[Recorded data]
* * * * *

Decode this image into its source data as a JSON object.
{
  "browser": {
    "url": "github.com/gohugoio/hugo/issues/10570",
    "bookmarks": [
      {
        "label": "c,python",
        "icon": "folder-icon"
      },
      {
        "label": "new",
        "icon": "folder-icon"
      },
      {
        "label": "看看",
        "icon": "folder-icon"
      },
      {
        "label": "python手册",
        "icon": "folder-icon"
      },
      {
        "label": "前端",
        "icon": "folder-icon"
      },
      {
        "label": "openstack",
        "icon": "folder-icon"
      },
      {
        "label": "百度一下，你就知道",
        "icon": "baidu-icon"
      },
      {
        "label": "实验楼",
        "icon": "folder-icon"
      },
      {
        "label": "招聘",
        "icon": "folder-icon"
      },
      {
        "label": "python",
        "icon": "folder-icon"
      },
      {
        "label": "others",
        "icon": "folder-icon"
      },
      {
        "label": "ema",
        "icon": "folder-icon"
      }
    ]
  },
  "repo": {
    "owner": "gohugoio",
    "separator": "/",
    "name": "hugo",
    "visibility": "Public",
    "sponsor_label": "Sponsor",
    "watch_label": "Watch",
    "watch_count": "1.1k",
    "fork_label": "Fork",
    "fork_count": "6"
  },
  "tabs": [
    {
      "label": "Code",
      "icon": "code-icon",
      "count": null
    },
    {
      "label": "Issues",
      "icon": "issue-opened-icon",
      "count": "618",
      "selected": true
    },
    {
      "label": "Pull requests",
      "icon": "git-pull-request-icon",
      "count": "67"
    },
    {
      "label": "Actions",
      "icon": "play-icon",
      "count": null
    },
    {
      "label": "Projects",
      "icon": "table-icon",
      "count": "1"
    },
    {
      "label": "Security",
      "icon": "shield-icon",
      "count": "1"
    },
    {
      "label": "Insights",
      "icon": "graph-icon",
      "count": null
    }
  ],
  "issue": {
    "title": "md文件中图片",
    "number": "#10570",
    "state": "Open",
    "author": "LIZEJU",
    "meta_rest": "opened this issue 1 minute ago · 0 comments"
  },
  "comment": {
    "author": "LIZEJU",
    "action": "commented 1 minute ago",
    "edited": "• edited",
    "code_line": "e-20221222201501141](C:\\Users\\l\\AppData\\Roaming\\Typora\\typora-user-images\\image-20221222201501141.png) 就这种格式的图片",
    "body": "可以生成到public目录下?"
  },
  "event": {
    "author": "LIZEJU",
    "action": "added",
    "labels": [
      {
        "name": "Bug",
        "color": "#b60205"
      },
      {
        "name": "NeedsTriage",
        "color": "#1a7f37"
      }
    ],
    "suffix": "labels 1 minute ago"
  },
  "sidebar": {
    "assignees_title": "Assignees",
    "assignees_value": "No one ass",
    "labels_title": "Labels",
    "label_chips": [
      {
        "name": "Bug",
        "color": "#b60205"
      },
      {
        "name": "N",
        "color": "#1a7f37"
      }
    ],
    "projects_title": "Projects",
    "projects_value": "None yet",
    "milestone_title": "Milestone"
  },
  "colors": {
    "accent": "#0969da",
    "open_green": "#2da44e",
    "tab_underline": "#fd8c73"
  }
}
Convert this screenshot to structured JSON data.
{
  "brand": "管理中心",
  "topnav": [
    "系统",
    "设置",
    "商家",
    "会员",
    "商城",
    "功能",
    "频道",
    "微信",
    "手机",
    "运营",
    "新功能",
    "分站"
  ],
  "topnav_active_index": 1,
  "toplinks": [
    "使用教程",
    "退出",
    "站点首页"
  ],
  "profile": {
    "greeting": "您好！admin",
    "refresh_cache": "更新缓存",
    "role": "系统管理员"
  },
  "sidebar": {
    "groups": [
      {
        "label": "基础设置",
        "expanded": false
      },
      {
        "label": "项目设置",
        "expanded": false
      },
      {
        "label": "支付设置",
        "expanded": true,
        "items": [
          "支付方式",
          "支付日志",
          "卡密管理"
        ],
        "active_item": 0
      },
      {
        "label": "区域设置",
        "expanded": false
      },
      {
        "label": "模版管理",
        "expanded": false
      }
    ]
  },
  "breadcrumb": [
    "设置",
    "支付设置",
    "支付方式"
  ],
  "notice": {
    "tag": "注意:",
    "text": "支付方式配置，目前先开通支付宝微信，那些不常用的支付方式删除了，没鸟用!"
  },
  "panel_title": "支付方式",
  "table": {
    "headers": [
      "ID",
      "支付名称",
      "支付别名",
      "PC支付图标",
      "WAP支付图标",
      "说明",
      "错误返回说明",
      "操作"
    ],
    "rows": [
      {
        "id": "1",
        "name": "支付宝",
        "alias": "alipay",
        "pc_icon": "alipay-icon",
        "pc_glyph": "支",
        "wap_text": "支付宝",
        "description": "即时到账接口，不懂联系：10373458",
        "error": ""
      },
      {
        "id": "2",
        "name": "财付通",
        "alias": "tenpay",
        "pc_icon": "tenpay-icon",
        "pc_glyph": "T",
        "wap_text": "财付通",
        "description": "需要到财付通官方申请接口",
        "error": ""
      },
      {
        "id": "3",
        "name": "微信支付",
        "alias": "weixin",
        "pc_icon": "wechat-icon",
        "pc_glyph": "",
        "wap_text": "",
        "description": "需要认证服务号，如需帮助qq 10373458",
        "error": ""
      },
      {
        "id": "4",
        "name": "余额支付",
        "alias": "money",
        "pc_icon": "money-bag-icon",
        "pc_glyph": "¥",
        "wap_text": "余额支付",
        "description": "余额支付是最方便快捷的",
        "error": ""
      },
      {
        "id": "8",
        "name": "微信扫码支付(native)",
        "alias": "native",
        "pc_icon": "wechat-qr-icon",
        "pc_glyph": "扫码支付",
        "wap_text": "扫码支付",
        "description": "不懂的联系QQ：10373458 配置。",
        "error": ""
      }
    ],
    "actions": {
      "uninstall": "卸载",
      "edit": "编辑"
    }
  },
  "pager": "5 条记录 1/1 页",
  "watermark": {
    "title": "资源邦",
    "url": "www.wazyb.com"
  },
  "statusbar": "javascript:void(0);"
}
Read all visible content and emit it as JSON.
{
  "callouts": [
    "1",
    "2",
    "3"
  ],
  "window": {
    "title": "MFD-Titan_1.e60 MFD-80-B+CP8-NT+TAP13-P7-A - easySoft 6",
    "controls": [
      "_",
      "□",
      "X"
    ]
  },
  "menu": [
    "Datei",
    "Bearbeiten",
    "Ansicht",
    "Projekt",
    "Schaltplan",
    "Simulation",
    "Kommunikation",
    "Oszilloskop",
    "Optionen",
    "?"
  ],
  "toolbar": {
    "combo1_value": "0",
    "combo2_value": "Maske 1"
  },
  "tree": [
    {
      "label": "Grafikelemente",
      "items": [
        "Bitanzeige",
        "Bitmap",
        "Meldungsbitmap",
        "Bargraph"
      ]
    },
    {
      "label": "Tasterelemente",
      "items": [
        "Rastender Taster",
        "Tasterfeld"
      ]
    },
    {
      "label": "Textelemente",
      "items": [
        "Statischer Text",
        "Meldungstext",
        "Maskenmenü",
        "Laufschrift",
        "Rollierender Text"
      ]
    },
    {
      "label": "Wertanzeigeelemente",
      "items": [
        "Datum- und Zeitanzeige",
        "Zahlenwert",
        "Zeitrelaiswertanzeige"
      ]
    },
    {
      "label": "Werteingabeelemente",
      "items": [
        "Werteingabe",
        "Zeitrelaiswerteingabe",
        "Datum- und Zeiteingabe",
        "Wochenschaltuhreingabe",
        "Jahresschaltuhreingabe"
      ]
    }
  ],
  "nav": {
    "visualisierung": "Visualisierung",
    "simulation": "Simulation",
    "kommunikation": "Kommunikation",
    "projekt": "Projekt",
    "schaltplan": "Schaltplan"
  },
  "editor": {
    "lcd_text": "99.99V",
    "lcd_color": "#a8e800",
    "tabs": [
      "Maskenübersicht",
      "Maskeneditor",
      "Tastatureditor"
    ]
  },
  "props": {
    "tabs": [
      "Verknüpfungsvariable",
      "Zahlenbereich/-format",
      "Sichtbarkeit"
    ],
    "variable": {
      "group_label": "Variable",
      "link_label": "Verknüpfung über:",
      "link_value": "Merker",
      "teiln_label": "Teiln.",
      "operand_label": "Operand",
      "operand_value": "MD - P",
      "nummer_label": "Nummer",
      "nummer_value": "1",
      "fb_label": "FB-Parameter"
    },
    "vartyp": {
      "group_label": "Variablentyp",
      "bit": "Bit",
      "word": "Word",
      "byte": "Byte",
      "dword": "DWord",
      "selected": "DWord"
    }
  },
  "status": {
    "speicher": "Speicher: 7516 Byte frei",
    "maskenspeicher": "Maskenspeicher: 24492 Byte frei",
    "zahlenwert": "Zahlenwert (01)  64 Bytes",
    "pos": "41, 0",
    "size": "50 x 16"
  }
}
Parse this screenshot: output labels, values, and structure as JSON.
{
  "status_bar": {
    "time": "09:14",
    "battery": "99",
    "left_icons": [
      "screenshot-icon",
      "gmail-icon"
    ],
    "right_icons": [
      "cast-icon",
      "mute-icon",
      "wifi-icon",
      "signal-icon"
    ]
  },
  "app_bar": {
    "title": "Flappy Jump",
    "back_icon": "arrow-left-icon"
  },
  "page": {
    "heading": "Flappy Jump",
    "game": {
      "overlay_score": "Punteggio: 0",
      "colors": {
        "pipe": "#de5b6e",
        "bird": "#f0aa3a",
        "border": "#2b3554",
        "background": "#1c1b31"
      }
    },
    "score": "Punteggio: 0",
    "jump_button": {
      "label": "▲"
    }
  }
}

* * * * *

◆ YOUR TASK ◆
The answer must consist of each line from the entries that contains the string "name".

◆ RESULT FOR THIS EXERCISE ◆
    "name": "hugo",
        "name": "Bug",
        "name": "NeedsTriage",
        "name": "Bug",
        "name": "N",
        "name": "支付宝",
        "name": "财付通",
        "name": "微信支付",
        "name": "余额支付",
        "name": "微信扫码支付(native)",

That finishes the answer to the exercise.